Data for this task
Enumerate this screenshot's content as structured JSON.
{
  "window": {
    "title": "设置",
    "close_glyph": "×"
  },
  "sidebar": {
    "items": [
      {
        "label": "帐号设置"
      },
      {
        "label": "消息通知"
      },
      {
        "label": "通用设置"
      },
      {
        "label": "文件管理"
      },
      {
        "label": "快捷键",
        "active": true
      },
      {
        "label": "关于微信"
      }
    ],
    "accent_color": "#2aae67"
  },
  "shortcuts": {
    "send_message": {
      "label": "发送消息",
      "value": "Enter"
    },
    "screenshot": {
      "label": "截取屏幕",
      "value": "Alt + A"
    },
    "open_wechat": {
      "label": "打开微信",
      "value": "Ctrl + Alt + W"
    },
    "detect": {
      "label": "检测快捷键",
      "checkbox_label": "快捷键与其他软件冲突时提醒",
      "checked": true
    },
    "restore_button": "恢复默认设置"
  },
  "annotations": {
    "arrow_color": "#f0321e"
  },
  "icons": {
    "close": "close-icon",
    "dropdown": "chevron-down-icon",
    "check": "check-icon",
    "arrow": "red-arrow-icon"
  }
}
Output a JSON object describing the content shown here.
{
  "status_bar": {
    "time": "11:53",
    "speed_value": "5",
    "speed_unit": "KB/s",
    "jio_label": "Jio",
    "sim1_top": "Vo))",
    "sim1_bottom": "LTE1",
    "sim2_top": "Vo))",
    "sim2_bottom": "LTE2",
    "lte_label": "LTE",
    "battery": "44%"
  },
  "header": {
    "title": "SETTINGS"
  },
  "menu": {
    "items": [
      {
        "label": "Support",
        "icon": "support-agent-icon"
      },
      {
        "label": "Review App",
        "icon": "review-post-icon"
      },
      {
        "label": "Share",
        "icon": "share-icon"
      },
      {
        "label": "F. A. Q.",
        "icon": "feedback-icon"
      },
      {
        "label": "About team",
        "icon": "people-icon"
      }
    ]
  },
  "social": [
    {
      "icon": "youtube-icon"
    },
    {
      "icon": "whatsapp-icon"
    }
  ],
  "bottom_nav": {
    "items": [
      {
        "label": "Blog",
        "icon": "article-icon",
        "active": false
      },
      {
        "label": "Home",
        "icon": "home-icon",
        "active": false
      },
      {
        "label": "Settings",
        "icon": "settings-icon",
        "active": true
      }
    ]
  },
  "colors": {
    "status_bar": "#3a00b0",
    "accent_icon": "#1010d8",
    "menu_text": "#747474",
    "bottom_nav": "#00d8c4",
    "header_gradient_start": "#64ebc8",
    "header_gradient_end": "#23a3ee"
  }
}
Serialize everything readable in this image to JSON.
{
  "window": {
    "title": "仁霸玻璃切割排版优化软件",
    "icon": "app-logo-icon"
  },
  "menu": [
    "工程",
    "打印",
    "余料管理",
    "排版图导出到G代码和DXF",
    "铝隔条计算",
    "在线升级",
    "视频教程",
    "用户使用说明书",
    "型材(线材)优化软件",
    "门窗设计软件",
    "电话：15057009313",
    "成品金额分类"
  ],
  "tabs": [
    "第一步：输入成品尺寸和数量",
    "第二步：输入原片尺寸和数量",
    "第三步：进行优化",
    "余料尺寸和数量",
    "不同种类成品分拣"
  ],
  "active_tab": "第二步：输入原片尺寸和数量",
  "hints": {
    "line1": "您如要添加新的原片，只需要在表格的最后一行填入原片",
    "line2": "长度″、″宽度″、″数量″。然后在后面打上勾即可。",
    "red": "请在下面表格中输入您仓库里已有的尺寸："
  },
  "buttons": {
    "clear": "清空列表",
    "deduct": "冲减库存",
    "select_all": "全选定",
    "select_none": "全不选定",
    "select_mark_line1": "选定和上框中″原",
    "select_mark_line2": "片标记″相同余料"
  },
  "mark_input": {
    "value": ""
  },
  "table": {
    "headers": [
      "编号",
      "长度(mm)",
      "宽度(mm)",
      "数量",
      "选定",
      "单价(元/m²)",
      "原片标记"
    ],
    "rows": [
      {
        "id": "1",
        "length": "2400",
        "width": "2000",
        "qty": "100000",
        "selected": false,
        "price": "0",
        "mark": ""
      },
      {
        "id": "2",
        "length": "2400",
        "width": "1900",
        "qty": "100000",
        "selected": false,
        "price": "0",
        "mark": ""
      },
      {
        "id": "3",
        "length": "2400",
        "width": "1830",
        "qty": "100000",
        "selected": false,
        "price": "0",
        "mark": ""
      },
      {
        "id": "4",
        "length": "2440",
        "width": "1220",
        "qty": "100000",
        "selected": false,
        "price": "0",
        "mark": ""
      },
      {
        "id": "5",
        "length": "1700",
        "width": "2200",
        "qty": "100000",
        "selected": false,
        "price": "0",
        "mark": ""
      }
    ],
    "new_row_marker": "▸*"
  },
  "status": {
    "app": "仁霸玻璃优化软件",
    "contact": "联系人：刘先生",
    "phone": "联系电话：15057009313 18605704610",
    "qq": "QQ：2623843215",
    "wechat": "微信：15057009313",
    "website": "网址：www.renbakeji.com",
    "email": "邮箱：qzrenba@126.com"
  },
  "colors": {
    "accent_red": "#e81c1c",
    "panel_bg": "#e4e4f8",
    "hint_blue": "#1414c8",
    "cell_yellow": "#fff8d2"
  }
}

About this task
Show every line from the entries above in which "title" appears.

Answer for the task
    "title": "设置",
    "title": "SETTINGS"
    "title": "仁霸玻璃切割排版优化软件",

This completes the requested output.